**TASK PROMPT**
Which of the lines below holds the string "data"? Copy every line that does.
┌──
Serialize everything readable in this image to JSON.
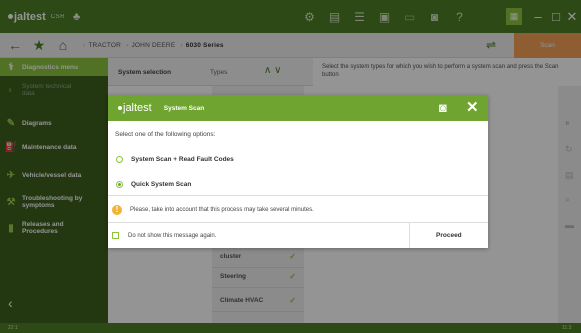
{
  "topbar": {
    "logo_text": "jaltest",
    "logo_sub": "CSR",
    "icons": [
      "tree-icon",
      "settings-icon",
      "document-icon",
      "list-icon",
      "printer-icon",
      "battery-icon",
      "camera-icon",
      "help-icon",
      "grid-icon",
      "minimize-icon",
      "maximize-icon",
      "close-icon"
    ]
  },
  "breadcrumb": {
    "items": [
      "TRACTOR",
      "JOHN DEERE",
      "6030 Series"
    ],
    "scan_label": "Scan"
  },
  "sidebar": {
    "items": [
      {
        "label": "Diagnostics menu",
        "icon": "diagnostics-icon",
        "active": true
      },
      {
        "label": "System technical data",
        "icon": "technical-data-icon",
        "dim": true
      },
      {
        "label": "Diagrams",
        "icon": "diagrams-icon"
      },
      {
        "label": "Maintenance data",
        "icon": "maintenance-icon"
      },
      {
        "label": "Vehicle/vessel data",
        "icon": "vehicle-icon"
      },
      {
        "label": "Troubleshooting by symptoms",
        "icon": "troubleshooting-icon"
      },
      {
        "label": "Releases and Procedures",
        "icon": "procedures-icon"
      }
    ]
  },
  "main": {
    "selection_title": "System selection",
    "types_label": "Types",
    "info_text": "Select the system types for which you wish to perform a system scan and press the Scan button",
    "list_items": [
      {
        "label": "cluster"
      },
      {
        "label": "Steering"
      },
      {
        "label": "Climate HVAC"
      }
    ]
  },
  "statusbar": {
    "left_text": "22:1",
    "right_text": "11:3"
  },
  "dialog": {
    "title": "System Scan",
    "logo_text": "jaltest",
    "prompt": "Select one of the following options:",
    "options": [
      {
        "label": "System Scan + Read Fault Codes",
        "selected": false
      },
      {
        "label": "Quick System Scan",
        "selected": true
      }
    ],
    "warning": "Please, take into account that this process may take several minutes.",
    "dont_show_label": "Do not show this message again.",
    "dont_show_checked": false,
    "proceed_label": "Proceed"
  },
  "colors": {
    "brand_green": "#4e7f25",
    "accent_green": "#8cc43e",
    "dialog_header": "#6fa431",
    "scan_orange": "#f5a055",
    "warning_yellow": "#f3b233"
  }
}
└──
**WRITTEN RESPONSE**
        "label": "System technical data",
        "icon": "technical-data-icon",
        "label": "Maintenance data",
        "label": "Vehicle/vessel data",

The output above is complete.